Start of Study material

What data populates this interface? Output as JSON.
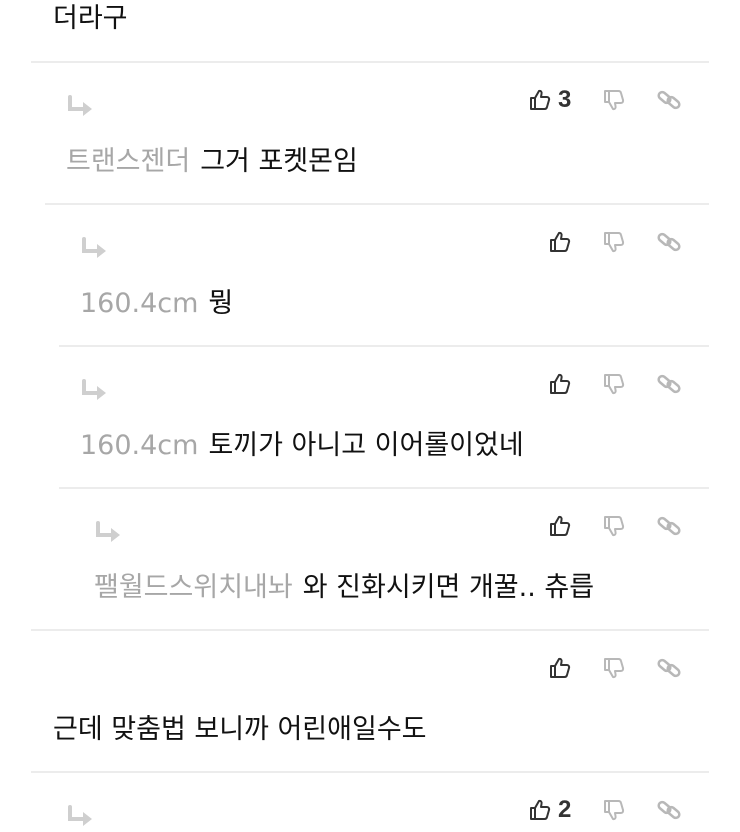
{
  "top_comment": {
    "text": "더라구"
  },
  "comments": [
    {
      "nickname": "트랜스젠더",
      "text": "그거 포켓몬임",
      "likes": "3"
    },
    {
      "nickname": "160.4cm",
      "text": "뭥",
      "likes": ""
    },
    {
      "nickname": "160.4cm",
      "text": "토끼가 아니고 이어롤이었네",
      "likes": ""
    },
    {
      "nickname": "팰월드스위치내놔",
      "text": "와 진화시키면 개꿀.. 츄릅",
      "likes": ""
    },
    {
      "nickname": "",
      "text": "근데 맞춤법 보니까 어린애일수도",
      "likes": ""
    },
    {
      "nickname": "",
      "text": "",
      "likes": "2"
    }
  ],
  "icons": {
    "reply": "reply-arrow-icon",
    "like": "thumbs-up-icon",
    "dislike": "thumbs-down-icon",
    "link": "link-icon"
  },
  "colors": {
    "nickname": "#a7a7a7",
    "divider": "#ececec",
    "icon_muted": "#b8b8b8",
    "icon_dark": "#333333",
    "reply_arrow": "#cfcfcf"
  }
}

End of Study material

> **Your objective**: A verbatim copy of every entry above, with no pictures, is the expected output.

> **Result**:
What data populates this interface? Output as JSON.
{
  "top_comment": {
    "text": "더라구"
  },
  "comments": [
    {
      "nickname": "트랜스젠더",
      "text": "그거 포켓몬임",
      "likes": "3"
    },
    {
      "nickname": "160.4cm",
      "text": "뭥",
      "likes": ""
    },
    {
      "nickname": "160.4cm",
      "text": "토끼가 아니고 이어롤이었네",
      "likes": ""
    },
    {
      "nickname": "팰월드스위치내놔",
      "text": "와 진화시키면 개꿀.. 츄릅",
      "likes": ""
    },
    {
      "nickname": "",
      "text": "근데 맞춤법 보니까 어린애일수도",
      "likes": ""
    },
    {
      "nickname": "",
      "text": "",
      "likes": "2"
    }
  ],
  "icons": {
    "reply": "reply-arrow-icon",
    "like": "thumbs-up-icon",
    "dislike": "thumbs-down-icon",
    "link": "link-icon"
  },
  "colors": {
    "nickname": "#a7a7a7",
    "divider": "#ececec",
    "icon_muted": "#b8b8b8",
    "icon_dark": "#333333",
    "reply_arrow": "#cfcfcf"
  }
}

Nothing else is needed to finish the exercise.